I 'grew up' in a time when simple answers were being given to people to explain the deeper questions of God. I'm sure the intention was right, but having a ready answer to cover every situation is how the rabbis of old ended up relying more on the books of interpretations that they had been handed and less on the Scriptures themselves. What was funny about those 'pat answers' was that there were so many of them. They weren't simple at all. And the effect they had was to teach us the ways of God and not to lead us to know God deeply.
The seventy-two disciples Jesus sent out on mission came back all excited because evil spirits had been subject to them in Jesus' name. But they were like students who try an experiment in class. Even though the teacher has given them all the chemicals they need and clear instructions on how to mix them, when the experiment works the students still become self-congratulatory, as if it was their astounding insight that made the reaction happen.
The disciples came back and said, "Lord, even the demons are subject to us in your name!" The emphasis here is on US. And here's where the church so often gets it wrong when we try to disciple people. Our disciples come to us with the emphasis in the wrong place and we give them a big theological treatise on how they should have done it. Then we walk off all upset because, "I must have done something wrong, that my disciples don't get the formula."
Jesus rejoices in the Holy Spirit at that moment and revels in the joy that God is showing these amazing things to people who can't possibly understand them. He takes these disciples from the position of "student" all the way back to "little child". And isn't it awesome? God could have made it so that the deeper things of God were only revealed to people after they had studied and worked hard and "gotten an A". But the real A+ "work" is being done by those who abandon their status as students of Christ and sit at his feet marveling each time he rolls a ball to them so they can capture it.
G.K. Chesterton puts it best, "A child kicks its legs rhythmically through excess, not absence, of life. Because children have abounding vitality, because they are in spirit fierce and free, therefore they want things repeated and unchanged. They always say, "Do it again"; and the grown-up person does it again until he is nearly dead. For grown-up people are not strong enough to exult in monotony. But perhaps God is strong enough... It is possible that God says every morning, "Do it again," to the sun; and every evening, "Do it again," to the moon. It may not be automatic necessity that makes all daisies alike: it may be that God makes every daisy separately, but has never got tired of making them. It may be that He has the eternal appetite of infancy; for we have sinned and grown old, and our Father is younger than we."

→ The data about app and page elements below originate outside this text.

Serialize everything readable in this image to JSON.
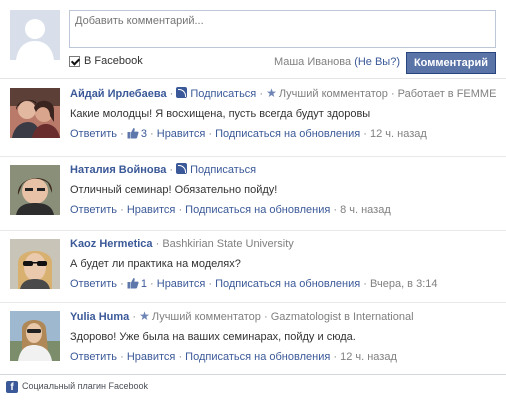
{
  "composer": {
    "placeholder": "Добавить комментарий...",
    "facebook_checkbox_label": "В Facebook",
    "posting_as_name": "Маша Иванова",
    "not_you_label": "(Не Вы?)",
    "submit_label": "Комментарий"
  },
  "comments": [
    {
      "author": "Айдай Ирлебаева",
      "subscribe": "Подписаться",
      "badge": "Лучший комментатор",
      "meta": " · Работает в FEMME",
      "text": "Какие молодцы! Я восхищена, пусть всегда будут здоровы",
      "reply": "Ответить",
      "like_count": "3",
      "like": "Нравится",
      "follow": "Подписаться на обновления",
      "time": "12 ч. назад"
    },
    {
      "author": "Наталия Войнова",
      "subscribe": "Подписаться",
      "text": "Отличный семинар! Обязательно пойду!",
      "reply": "Ответить",
      "like": "Нравится",
      "follow": "Подписаться на обновления",
      "time": "8 ч. назад"
    },
    {
      "author": "Kaoz Hermetica",
      "meta": "Bashkirian State University",
      "text": "А будет ли практика на моделях?",
      "reply": "Ответить",
      "like_count": "1",
      "like": "Нравится",
      "follow": "Подписаться на обновления",
      "time": "Вчера, в 3:14"
    },
    {
      "author": "Yulia Huma",
      "badge": "Лучший комментатор",
      "meta": "Gazmatologist в International",
      "text": "Здорово! Уже была на ваших семинарах, пойду и сюда.",
      "reply": "Ответить",
      "like": "Нравится",
      "follow": "Подписаться на обновления",
      "time": "12 ч. назад"
    }
  ],
  "footer": {
    "label": "Социальный плагин Facebook"
  }
}
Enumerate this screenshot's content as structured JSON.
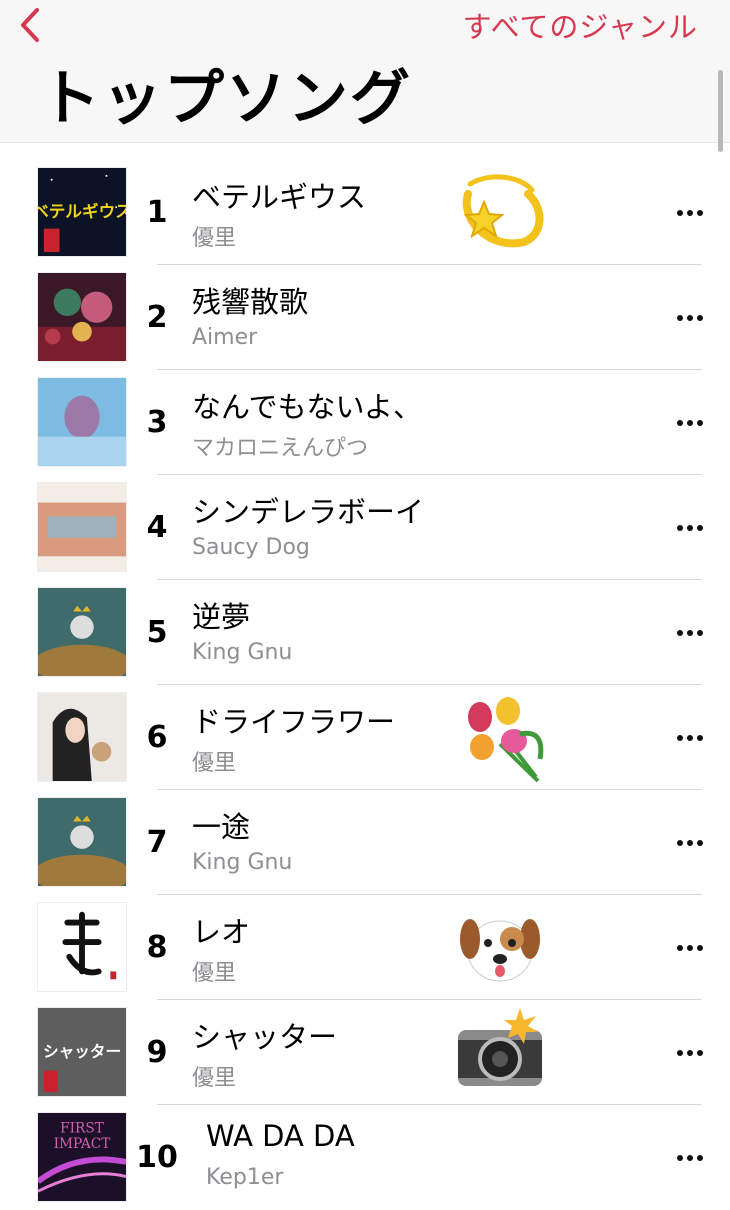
{
  "header": {
    "back_icon": "chevron-left-icon",
    "all_genres": "すべてのジャンル",
    "title": "トップソング"
  },
  "colors": {
    "accent": "#d6394f",
    "secondary_text": "#8e8e93",
    "separator": "#d9d9d9"
  },
  "songs": [
    {
      "rank": "1",
      "title": "ベテルギウス",
      "artist": "優里",
      "emoji": "dizzy-star-emoji"
    },
    {
      "rank": "2",
      "title": "残響散歌",
      "artist": "Aimer",
      "emoji": ""
    },
    {
      "rank": "3",
      "title": "なんでもないよ、",
      "artist": "マカロニえんぴつ",
      "emoji": ""
    },
    {
      "rank": "4",
      "title": "シンデレラボーイ",
      "artist": "Saucy Dog",
      "emoji": ""
    },
    {
      "rank": "5",
      "title": "逆夢",
      "artist": "King Gnu",
      "emoji": ""
    },
    {
      "rank": "6",
      "title": "ドライフラワー",
      "artist": "優里",
      "emoji": "bouquet-emoji"
    },
    {
      "rank": "7",
      "title": "一途",
      "artist": "King Gnu",
      "emoji": ""
    },
    {
      "rank": "8",
      "title": "レオ",
      "artist": "優里",
      "emoji": "dog-face-emoji"
    },
    {
      "rank": "9",
      "title": "シャッター",
      "artist": "優里",
      "emoji": "camera-flash-emoji"
    },
    {
      "rank": "10",
      "title": "WA DA DA",
      "artist": "Kep1er",
      "emoji": ""
    }
  ],
  "artwork_text": {
    "song1": "ベテルギウス",
    "song9": "シャッター",
    "song10": [
      "FIRST",
      "IMPACT"
    ]
  }
}
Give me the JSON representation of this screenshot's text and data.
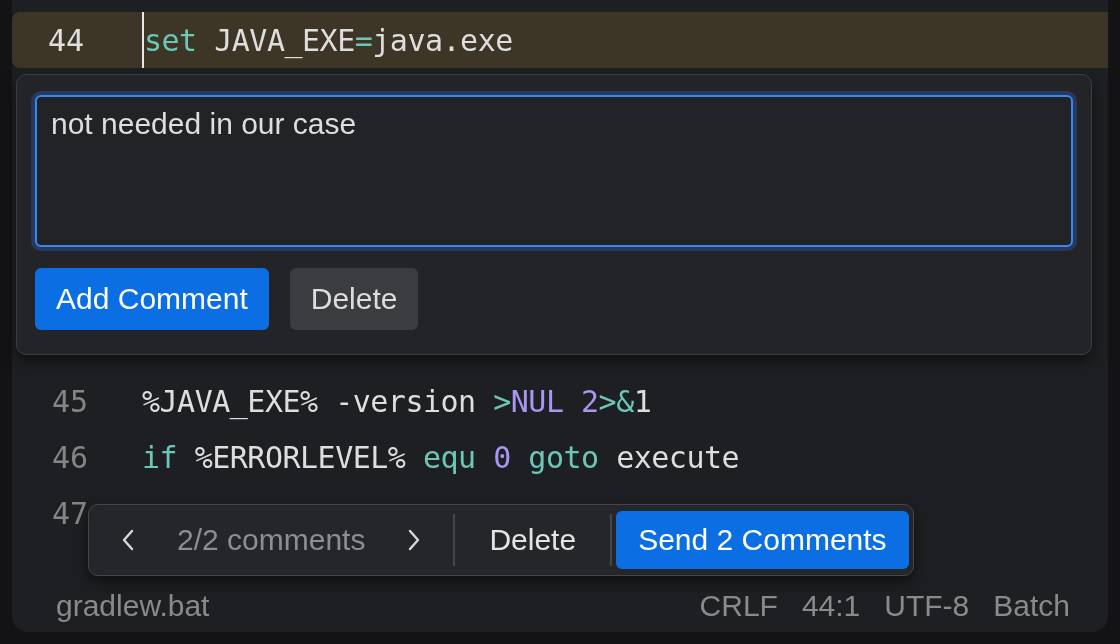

So, back the question from last night. Maybe knowing God isn't so complicated. Maybe all he really wants from me is wonderment.